Exercise input -
··········

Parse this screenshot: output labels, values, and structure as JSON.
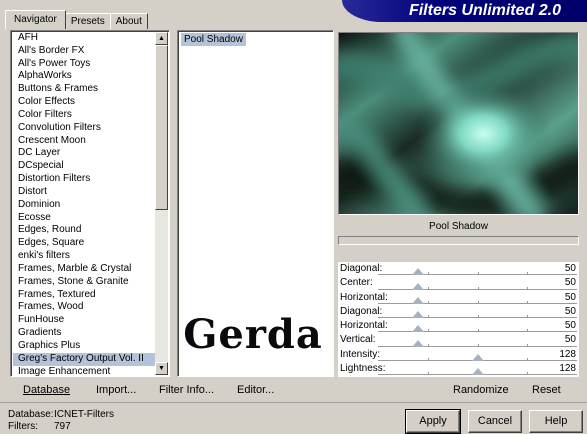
{
  "banner": {
    "title": "Filters Unlimited 2.0"
  },
  "tabs": [
    {
      "label": "Navigator",
      "active": true
    },
    {
      "label": "Presets",
      "active": false
    },
    {
      "label": "About",
      "active": false
    }
  ],
  "categories": {
    "items": [
      "AFH",
      "All's Border FX",
      "All's Power Toys",
      "AlphaWorks",
      "Buttons & Frames",
      "Color Effects",
      "Color Filters",
      "Convolution Filters",
      "Crescent Moon",
      "DC Layer",
      "DCspecial",
      "Distortion Filters",
      "Distort",
      "Dominion",
      "Ecosse",
      "Edges, Round",
      "Edges, Square",
      "enki's filters",
      "Frames, Marble & Crystal",
      "Frames, Stone & Granite",
      "Frames, Textured",
      "Frames, Wood",
      "FunHouse",
      "Gradients",
      "Graphics Plus",
      "Greg's Factory Output Vol. II",
      "Image Enhancement"
    ],
    "selected_index": 25
  },
  "filters": {
    "selected": "Pool Shadow",
    "logo_text": "Gerda"
  },
  "preview": {
    "label": "Pool Shadow"
  },
  "sliders": [
    {
      "label": "Diagonal:",
      "value": "50",
      "fraction": 0.2
    },
    {
      "label": "Center:",
      "value": "50",
      "fraction": 0.2
    },
    {
      "label": "Horizontal:",
      "value": "50",
      "fraction": 0.2
    },
    {
      "label": "Diagonal:",
      "value": "50",
      "fraction": 0.2
    },
    {
      "label": "Horizontal:",
      "value": "50",
      "fraction": 0.2
    },
    {
      "label": "Vertical:",
      "value": "50",
      "fraction": 0.2
    },
    {
      "label": "Intensity:",
      "value": "128",
      "fraction": 0.5
    },
    {
      "label": "Lightness:",
      "value": "128",
      "fraction": 0.5
    }
  ],
  "links": {
    "database": "Database",
    "import": "Import...",
    "filter_info": "Filter Info...",
    "editor": "Editor...",
    "randomize": "Randomize",
    "reset": "Reset"
  },
  "status": {
    "database_label": "Database:",
    "database_value": "ICNET-Filters",
    "filters_label": "Filters:",
    "filters_value": "797"
  },
  "buttons": {
    "apply": "Apply",
    "cancel": "Cancel",
    "help": "Help"
  },
  "icons": {
    "scroll_up": "arrow-up-icon",
    "scroll_down": "arrow-down-icon"
  },
  "colors": {
    "banner": "#00007a",
    "selection": "#b4c4d8",
    "preview_glow": "#a0e8d8"
  }
}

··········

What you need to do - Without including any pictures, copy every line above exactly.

The completed task -
Parse this screenshot: output labels, values, and structure as JSON.
{
  "banner": {
    "title": "Filters Unlimited 2.0"
  },
  "tabs": [
    {
      "label": "Navigator",
      "active": true
    },
    {
      "label": "Presets",
      "active": false
    },
    {
      "label": "About",
      "active": false
    }
  ],
  "categories": {
    "items": [
      "AFH",
      "All's Border FX",
      "All's Power Toys",
      "AlphaWorks",
      "Buttons & Frames",
      "Color Effects",
      "Color Filters",
      "Convolution Filters",
      "Crescent Moon",
      "DC Layer",
      "DCspecial",
      "Distortion Filters",
      "Distort",
      "Dominion",
      "Ecosse",
      "Edges, Round",
      "Edges, Square",
      "enki's filters",
      "Frames, Marble & Crystal",
      "Frames, Stone & Granite",
      "Frames, Textured",
      "Frames, Wood",
      "FunHouse",
      "Gradients",
      "Graphics Plus",
      "Greg's Factory Output Vol. II",
      "Image Enhancement"
    ],
    "selected_index": 25
  },
  "filters": {
    "selected": "Pool Shadow",
    "logo_text": "Gerda"
  },
  "preview": {
    "label": "Pool Shadow"
  },
  "sliders": [
    {
      "label": "Diagonal:",
      "value": "50",
      "fraction": 0.2
    },
    {
      "label": "Center:",
      "value": "50",
      "fraction": 0.2
    },
    {
      "label": "Horizontal:",
      "value": "50",
      "fraction": 0.2
    },
    {
      "label": "Diagonal:",
      "value": "50",
      "fraction": 0.2
    },
    {
      "label": "Horizontal:",
      "value": "50",
      "fraction": 0.2
    },
    {
      "label": "Vertical:",
      "value": "50",
      "fraction": 0.2
    },
    {
      "label": "Intensity:",
      "value": "128",
      "fraction": 0.5
    },
    {
      "label": "Lightness:",
      "value": "128",
      "fraction": 0.5
    }
  ],
  "links": {
    "database": "Database",
    "import": "Import...",
    "filter_info": "Filter Info...",
    "editor": "Editor...",
    "randomize": "Randomize",
    "reset": "Reset"
  },
  "status": {
    "database_label": "Database:",
    "database_value": "ICNET-Filters",
    "filters_label": "Filters:",
    "filters_value": "797"
  },
  "buttons": {
    "apply": "Apply",
    "cancel": "Cancel",
    "help": "Help"
  },
  "icons": {
    "scroll_up": "arrow-up-icon",
    "scroll_down": "arrow-down-icon"
  },
  "colors": {
    "banner": "#00007a",
    "selection": "#b4c4d8",
    "preview_glow": "#a0e8d8"
  }
}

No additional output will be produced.